CIRM 2.0 Launches Alpha Clinics & Continues Bridges Program

CIRM 2.0

CIRM issued a press release (PR) a few days ago unveiling CIRM 2.0, a new form of the agency and funding of novel efforts.

The PR focused on action by its Governing Board to fund three Alpha Clinic programs for $8 million each at City of Hope (LA), UCLA, and UCSD. The Alpha Clinics will make a huge difference in moving clinical stem cell research forward.

The only potential hiccup in this exciting development is that the three Alpha Clinics are all within a very short distance from each other in Southern California, unfortunately leaving Central and Northern California potentially without any CIRM Alpha Clinics at all.

CIRM 2.0

When I first proposed the idea of CIRM 2.0, I envisioned a form of CIRM that had a streamlined focus on clinical translation, but a continued commitment to training and the stem cell community. We can see that a trend toward that coming to life under Randy Mills’ leadership. I hope to have an interview with him soon on his vision for the future of CIRM and the stem cell field.

From this CIRM PR, I’m glad to see that the Bridges Program will continue as that is something that I’ve advocated for recently. It’d be great on the training front if the CIRM T32 training programs could also be continued, but that doesn’t seem to be in the cards.

Overall, CIRM 2.0 is a very positive step from the California stem cell agency.

Here is the text of the CIRM PR:

Stem Cell Agency Unveils CIRM 2.0 – its Aggressive Plan to Significantly Accelerate Promising Therapies. Invests $24 Million To Create Alpha Clinic Network

October 23, 2014

Los Angeles, CA – The California Institute for Regenerative Medicine (CIRM), the state’s Stem Cell Agency, today took two important steps towards speeding up the development of effective treatments for patients in need.

First, C. Randal Mills, Ph.D., the agency’s President & CEO, unveiled the Agency’s plans for CIRM 2.0, detailing an approach that would dramatically reduce the amount of time it takes to approve funding for a potential therapy heading into a clinical trial.

“Right now it can take almost two years for a promising idea to go from the application to the final funding stage. That’s just unacceptable,” says Mills. “We are going to shorten that to just 120 days. But we’re not just making it faster, we’re also making it easier for companies or institutions with a therapy that is ready to go into clinical trials to be able to get funding for their project when they need it. Under this new system they will be able to apply anytime, and not have to try and shoehorn their needs into our application process.”

Mills says the more streamlined process will start with projects ready for clinical trials but, with Board approval, a variation on the process will eventually be extended to all other areas of research that the Agency funds.

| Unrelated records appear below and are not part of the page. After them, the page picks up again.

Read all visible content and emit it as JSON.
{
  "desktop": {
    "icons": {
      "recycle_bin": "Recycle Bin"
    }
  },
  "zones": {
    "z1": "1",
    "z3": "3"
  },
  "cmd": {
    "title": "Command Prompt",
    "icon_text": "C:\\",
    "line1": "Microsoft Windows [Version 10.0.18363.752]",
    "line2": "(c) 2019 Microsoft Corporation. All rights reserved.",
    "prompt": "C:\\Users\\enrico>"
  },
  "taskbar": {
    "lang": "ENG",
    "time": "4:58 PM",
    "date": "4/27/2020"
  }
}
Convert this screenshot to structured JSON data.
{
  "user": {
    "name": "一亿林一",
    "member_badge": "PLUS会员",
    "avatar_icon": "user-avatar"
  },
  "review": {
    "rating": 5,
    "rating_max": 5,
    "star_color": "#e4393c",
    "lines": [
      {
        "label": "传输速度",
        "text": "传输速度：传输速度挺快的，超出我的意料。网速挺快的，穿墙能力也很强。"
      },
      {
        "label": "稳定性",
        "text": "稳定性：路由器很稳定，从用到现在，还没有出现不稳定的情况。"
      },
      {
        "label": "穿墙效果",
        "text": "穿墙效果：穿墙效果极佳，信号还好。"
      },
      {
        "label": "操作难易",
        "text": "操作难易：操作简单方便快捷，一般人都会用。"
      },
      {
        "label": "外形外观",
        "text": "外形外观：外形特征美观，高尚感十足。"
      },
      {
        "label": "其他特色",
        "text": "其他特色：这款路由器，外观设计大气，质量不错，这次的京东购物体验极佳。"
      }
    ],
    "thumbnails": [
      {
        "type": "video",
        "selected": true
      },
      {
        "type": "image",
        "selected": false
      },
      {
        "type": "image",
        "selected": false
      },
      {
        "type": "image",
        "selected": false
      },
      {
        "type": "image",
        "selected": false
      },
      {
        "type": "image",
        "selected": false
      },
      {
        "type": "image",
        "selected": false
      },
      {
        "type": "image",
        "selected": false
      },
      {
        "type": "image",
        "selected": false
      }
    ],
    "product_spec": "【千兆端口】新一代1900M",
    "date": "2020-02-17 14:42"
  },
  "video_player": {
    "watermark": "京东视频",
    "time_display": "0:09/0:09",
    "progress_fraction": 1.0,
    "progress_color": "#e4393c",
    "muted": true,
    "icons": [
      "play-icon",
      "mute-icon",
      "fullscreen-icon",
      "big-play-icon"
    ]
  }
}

“Speeding up the process is only one part of CIRM 2.0,” says Mills. “We also want a process that ultimately delivers higher quality programs. The goal is not just faster but also better investments that have the greatest opportunity to provide patients with effective treatments.”

The Agency’s governing Board also voted to award $24 million to set up three new clinical trial centers. The awards, part of the Agency’s Alpha Stem Cell Clinics program, are to create one-stop centers for clinical trials enabling patients to have safe, fast and easy access to life-saving or life-changing stem cell therapies.

“Everything we do has one simple goal, to accelerate the development of successful treatments for people in need,” says Mills. “Stem cell therapies are a new way of treating disease; instead of managing symptoms, cellular medicine has the power to replace or regenerate damaged tissues and organs. And so we need to explore new and innovative ways of accelerating clinical research with stem cells. That is what we hope these Alpha Stem Cell Clinics will accomplish.”

The clinics will be centers of excellence that will not only have the clinical and regulatory expertise needed to deliver what, in many cases, will be the first-in-human clinical trials, but will also have the trained personnel, state of the art facilities and the support, patient care coordination and long-term follow-up that these therapies need.

The awards of $8 million each go to the City of Hope near Los Angeles, the University of California, Los Angeles and the University of California, San Diego.

The Board also voted to continue funding for another year the Creativity Awards and the CIRM Bridges to Stem Cell Research Awards programs. The Creativity program gives high school students, many from poor and low-income communities, a paid summer internship to help introduce them to stem cell research. The Bridges program offers research and training opportunities for undergraduate or Master’s level students to develop a skilled workforce for stem cell research in California.